As his follow-up to building Michael Jordan’s exclusive Grove XXIII course, architect Bobby Weed recently opened an innovative and environmentally sensitive course called Stillwater outside Jacksonville.
The 18-hole layout features a unique and versatile routing that can also be played in loops of 3, 6, 9, and 12 holes. There’s no rough, only 70 acres of irrigated turf, and 18 acres of shell screenings that help replace traditional cart paths. Most notably, Stillwater is the first all-new course to open in Northern Florida in two decades. And while it’s located in an active adult community, Stillwater is open to public play.
Although Florida has the most golf courses in the nation by a long shot, Northern Florida generally isn’t the first location that springs to mind when it comes to golf in the Sunshine State. That’s understandable with golf-rich areas like Palm Beach, Naples, Port St. Lucie, Tampa, Orlando, and Miami, but the golf along the Florida Panhandle and closer to the Georgia border can be quite exceptional.
Here are six of North Florida’s best public golf offerings.
TPC Sawgrass (Ponte Vedra Beach)
We’ll start with the best of the bunch. Opened southeast of Jacksonville just over four decades ago, TPC Sawgrass is the home of the Players Championship, the PGA Tour’s headquarters, and one of the most iconic holes in the game—the island green 17th hole at the Stadium course. Hall of Fame architect Pete Dye also helped design the property’s second course, Dye’s Valley, with the aforementioned Weed and player consultant Jerry Pate (the winner of the first Players Championship held at TPC Sawgrass in 1982).
World Golf Village (St. Augustine)
The Hall of Fame is relocating to Pinehurst, N.C., but two good golf courses remain at the World Golf Village: The King & Bear and The Slammer & Squire. The former gets its name from its co-designers, Arnold Palmer and Jack Nicklaus, who were both inducted into the inaugural Hall of Fame class in 1974. The latter, which opened in 1998, was designed by Bobby Weed with input from two other Hall of Fame players—Sam Snead, who was nicknamed the “Slammer,” and Gene Sarazen, who was known as the “Squire.”

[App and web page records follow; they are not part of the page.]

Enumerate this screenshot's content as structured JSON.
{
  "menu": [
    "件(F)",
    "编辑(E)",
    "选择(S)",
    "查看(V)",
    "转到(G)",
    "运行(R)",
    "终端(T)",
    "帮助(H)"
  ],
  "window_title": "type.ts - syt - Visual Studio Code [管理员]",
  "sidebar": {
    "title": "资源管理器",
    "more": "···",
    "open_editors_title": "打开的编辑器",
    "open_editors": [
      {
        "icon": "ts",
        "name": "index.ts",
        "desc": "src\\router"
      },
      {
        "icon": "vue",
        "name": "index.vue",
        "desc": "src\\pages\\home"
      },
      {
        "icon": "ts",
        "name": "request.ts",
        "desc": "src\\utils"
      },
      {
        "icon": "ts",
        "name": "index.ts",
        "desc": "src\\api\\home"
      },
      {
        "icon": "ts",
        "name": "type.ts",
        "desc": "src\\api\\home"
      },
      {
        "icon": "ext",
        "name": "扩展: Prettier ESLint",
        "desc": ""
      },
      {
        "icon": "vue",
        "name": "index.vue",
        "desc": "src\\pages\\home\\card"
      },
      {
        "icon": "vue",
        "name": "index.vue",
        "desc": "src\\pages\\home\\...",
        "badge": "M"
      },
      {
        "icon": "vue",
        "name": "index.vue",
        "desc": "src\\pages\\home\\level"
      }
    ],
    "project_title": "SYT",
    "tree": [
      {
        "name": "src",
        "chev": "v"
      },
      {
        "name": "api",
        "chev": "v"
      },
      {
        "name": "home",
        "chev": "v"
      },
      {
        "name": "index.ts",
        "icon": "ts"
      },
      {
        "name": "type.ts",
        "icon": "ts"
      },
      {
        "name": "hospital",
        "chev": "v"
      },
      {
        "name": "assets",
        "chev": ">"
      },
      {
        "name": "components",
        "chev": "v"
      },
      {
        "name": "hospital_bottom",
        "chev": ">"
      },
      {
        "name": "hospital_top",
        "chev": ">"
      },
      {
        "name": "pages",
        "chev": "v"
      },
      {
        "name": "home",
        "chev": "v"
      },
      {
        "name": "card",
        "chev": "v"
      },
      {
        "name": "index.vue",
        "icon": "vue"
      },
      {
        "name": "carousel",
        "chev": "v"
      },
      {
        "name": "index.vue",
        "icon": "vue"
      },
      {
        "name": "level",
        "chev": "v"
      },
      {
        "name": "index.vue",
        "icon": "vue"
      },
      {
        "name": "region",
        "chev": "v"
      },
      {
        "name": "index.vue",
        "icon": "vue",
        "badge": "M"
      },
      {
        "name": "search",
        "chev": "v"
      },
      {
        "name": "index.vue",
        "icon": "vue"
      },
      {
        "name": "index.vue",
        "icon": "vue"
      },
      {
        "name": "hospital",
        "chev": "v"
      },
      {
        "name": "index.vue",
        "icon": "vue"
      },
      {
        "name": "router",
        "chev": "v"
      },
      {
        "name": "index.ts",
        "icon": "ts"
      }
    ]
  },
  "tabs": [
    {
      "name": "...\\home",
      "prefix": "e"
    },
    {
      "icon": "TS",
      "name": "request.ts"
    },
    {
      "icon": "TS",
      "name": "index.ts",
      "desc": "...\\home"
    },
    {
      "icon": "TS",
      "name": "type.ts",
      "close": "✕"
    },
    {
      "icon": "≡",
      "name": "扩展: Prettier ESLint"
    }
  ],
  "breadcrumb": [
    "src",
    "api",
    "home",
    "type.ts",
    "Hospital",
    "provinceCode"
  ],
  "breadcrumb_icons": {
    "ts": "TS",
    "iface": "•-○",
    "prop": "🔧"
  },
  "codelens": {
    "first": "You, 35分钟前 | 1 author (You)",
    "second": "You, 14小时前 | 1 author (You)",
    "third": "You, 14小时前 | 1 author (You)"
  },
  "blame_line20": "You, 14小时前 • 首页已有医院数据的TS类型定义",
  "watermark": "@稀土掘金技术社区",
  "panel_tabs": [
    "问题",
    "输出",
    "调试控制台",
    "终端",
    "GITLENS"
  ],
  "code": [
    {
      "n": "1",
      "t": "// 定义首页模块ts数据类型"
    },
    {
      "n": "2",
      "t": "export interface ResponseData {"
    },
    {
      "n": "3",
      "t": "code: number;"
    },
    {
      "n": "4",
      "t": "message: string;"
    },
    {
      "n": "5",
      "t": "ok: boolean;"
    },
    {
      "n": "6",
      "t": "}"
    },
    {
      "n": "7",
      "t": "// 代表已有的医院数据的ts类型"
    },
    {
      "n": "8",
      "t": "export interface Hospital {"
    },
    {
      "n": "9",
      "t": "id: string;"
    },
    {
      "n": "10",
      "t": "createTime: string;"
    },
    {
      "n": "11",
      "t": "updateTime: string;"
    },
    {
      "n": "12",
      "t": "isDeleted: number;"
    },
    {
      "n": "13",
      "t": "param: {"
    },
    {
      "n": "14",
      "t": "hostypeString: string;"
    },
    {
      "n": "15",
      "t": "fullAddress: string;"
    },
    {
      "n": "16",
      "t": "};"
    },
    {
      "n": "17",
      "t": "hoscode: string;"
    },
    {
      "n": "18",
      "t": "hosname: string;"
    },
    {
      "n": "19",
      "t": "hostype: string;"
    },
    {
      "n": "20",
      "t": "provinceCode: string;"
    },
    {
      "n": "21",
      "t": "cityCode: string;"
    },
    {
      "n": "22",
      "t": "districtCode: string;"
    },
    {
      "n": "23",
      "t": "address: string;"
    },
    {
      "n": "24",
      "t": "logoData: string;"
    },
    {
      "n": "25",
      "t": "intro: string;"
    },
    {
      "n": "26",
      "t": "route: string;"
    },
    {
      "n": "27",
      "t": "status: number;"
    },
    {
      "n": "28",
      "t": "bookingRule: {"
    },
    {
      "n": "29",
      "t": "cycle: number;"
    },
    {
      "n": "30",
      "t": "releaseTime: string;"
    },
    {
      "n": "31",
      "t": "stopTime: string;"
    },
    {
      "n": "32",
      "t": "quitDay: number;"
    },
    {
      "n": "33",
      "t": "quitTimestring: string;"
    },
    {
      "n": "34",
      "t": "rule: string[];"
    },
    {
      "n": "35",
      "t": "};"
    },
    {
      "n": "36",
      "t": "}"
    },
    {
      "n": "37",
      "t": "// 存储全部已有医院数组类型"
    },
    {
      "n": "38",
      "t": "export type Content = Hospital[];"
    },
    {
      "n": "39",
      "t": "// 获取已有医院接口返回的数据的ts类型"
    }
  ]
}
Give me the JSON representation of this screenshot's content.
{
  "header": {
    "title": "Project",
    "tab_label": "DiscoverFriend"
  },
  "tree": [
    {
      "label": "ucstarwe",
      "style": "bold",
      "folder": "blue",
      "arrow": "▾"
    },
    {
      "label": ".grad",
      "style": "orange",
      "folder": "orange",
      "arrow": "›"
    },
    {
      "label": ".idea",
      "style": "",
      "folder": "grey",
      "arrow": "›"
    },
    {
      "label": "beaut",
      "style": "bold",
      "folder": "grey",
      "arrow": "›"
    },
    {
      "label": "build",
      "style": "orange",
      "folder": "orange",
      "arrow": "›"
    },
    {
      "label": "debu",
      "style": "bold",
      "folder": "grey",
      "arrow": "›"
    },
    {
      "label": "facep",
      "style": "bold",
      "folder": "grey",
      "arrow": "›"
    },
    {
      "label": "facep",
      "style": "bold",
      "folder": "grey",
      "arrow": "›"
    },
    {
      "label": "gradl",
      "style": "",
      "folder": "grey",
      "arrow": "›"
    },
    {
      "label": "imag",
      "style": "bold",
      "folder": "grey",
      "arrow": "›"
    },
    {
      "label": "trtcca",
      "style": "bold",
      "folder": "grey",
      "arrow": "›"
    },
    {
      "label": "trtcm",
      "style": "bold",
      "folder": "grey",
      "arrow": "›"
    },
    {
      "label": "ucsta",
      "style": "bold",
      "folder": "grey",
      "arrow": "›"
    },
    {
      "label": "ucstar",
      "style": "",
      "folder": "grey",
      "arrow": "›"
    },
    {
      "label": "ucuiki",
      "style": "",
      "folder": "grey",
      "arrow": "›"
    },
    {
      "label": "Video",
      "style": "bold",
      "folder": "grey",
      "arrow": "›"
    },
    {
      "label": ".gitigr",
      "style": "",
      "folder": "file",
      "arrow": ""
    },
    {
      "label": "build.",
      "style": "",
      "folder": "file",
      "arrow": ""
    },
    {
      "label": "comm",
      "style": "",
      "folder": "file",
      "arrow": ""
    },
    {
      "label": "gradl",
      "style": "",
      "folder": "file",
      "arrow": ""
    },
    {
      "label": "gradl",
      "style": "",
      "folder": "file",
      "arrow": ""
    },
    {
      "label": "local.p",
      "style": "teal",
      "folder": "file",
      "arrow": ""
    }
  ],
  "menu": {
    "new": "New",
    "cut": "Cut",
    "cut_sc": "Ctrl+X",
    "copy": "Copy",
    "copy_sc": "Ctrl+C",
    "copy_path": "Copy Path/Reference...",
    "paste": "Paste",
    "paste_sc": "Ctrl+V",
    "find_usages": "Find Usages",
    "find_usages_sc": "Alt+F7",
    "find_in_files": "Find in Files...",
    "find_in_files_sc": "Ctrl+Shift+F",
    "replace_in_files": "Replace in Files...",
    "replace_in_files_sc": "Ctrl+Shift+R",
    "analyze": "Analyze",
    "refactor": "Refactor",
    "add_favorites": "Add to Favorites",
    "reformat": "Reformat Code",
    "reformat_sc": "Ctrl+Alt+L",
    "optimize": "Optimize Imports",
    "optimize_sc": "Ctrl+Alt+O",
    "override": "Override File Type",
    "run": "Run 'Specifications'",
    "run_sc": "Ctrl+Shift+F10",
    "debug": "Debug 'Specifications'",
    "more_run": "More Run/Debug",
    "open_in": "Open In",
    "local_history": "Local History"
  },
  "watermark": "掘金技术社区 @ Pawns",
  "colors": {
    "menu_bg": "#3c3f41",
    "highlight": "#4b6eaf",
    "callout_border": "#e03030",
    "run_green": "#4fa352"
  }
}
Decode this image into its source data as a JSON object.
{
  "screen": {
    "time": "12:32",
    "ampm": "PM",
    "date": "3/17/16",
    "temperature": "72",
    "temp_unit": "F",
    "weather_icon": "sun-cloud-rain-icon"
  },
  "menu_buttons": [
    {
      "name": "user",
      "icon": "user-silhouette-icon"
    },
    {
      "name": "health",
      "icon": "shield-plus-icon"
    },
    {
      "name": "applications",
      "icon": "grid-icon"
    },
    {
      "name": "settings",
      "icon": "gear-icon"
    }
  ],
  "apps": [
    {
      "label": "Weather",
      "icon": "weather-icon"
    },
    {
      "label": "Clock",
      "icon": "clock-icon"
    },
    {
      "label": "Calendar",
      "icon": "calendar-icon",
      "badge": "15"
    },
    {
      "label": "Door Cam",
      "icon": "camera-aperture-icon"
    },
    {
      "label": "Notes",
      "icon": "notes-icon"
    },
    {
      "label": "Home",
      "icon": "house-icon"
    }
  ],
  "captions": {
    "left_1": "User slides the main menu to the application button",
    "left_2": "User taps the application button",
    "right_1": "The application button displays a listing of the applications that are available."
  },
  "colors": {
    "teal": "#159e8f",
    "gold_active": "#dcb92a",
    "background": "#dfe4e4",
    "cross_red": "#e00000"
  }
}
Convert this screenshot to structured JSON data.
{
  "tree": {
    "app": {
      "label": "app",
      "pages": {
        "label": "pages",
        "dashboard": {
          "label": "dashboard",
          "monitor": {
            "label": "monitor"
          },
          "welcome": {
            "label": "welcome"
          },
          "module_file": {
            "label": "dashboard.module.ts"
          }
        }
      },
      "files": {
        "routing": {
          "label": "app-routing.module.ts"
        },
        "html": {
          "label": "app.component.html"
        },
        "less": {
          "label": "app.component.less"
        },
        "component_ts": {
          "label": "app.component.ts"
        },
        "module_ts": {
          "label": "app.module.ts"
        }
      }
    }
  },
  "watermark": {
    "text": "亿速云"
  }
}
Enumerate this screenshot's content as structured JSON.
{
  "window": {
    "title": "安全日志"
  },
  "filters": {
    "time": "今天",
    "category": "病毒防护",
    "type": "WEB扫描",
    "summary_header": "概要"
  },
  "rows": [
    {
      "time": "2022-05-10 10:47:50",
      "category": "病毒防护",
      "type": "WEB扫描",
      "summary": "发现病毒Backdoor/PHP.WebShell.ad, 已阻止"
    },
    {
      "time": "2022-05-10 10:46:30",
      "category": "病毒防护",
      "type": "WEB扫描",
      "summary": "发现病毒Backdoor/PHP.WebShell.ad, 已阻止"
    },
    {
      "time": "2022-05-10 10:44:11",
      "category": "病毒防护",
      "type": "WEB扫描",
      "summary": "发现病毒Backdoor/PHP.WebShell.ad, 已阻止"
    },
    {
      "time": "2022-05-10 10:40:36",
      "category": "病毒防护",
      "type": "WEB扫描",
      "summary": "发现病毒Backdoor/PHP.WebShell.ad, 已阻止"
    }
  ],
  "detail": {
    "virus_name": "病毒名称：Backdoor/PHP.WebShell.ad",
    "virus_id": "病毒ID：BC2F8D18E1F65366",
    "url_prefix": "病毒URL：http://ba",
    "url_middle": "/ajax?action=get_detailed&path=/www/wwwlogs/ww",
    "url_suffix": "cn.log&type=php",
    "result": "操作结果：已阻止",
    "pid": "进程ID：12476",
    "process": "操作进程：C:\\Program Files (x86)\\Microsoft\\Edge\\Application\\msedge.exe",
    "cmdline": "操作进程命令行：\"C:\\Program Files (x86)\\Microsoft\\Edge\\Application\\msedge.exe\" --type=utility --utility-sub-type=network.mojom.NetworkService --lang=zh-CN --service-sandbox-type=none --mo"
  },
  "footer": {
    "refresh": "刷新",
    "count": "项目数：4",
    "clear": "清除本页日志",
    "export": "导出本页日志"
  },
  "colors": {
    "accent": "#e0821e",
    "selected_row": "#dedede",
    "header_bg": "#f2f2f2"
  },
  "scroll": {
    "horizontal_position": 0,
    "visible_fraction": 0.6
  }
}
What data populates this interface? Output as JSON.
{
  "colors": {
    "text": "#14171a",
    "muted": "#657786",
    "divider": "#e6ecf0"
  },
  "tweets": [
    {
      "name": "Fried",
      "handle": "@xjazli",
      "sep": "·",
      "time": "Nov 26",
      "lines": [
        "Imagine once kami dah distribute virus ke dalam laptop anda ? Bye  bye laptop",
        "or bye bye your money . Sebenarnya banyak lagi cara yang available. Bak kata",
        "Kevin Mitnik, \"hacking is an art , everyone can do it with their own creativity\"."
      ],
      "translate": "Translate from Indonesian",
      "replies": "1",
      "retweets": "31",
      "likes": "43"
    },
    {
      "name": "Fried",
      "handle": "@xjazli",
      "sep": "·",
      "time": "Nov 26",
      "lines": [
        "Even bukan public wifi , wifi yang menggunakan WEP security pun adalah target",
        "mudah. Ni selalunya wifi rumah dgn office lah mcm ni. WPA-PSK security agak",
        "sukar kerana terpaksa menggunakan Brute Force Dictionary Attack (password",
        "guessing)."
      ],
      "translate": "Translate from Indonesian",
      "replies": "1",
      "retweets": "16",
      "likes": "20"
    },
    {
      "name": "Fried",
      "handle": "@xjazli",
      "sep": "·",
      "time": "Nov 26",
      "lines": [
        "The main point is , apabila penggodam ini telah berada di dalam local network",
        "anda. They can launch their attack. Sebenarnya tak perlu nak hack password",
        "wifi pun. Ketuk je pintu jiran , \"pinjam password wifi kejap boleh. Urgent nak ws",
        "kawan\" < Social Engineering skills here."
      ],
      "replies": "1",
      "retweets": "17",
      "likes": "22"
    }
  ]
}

Sandestin Golf & Beach Resort (Miramar Beach)
Along sandy white beaches and the emerald waters of the Gulf Coast, the Sandestin Golf & Beach Resort boasts four golf courses that are popular with its vacation rental guests. Burnt Pine is the most well regarded of the group, a Rees Jones design highlighted by breathtaking views of the Choctawhatchee Bay on the back nine. Baytowne, The Links, and Raven Golf Club are the other Sandestin courses, with the Raven neighboring Burnt Pine and offering the only property at which you can find side-by-side courses from Rees and Robert Trent Jones Jr.
Kelly Plantation Golf Club (Destin)
With a coastal setting on a former turpentine plantation, this championship course designed by Fred Couples and Gene Bates weaves along the waterfront and through bayous and towering trees. Many of the trees on the semi-private layout, which also features 11 lakes, still have holes located at the bottom from which the turpentine was drained long ago. Palmettos and magnolias native to the northwest are also prominent throughout, with two sets of tees named after the local flora.
Ponte Vedra Inn & Club (Ponte Vedra Beach)
On a pristine stretch of northwest Florida beach, the Ponte Vedra Inn & Club is closing in on its 100th anniversary. The seaside Ocean Course is the property’s signature experience, with its original Herbert Strong design renovated recently by Weed. The Ocean Course boasts a historic island green of its own and while lagoons are central to the design, the second course at the property is actually called the Lagoon Course. That layout features two different designers: Robert Trent Jones for the front nine and Joe Lee for the back nine.
Omni Amelia Island Resort (Fernandina Beach)
Just north of Jacksonville, nestled on 1,350 acres on the top of a barrier island off the Florida coast, this oceanfront resort has several courses open to the public, including the Pete Dye-designed Oak Marsh course. In fitting Dye fashion, especially having opened in 1972 shortly after the completion of Harbour Town, Oak Marsh is known for tight fairways, small greens, and salt marsh creeks that wind through moss-draped oaks. While there’s also a Tom Fazio private course on property, Omni Amelia Island recently opened a 10-hole short course open to the public and resort guests called Little Sandy.
What are your favorite Northern Florida courses?